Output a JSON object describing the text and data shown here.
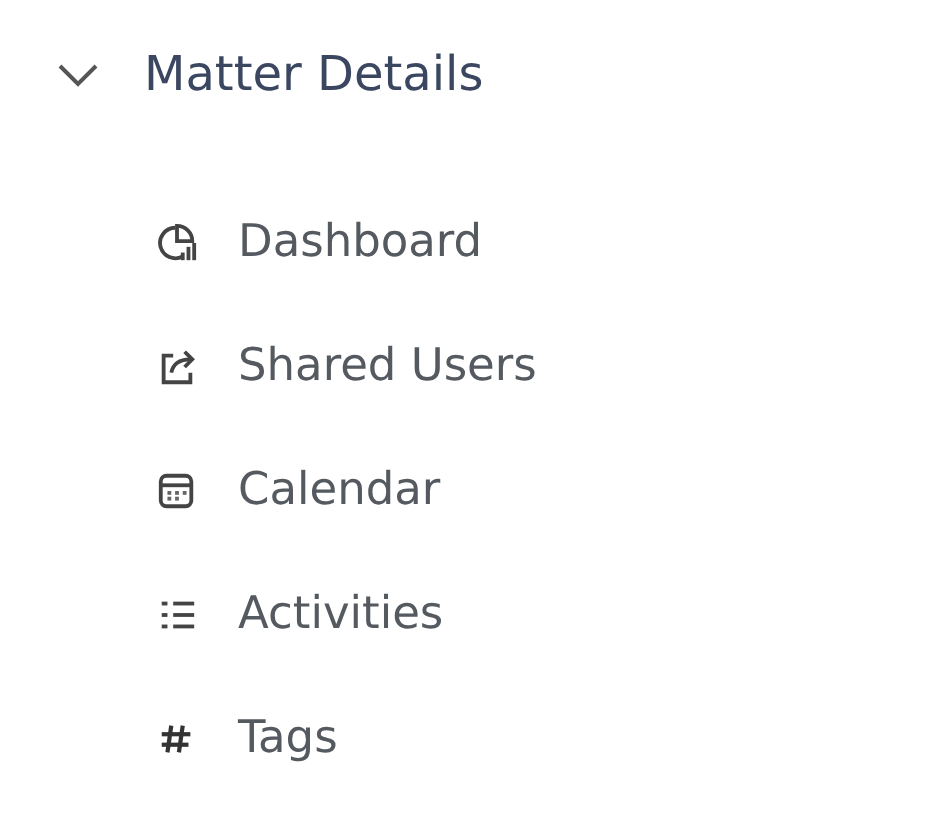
{
  "section": {
    "title": "Matter Details",
    "expanded": true,
    "items": [
      {
        "label": "Dashboard",
        "kind": "dashboard"
      },
      {
        "label": "Shared Users",
        "kind": "share"
      },
      {
        "label": "Calendar",
        "kind": "calendar"
      },
      {
        "label": "Activities",
        "kind": "list"
      },
      {
        "label": "Tags",
        "kind": "hash"
      }
    ]
  }
}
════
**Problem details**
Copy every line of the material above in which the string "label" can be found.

**Task result**
        "label": "Dashboard",
        "label": "Shared Users",
        "label": "Calendar",
        "label": "Activities",
        "label": "Tags",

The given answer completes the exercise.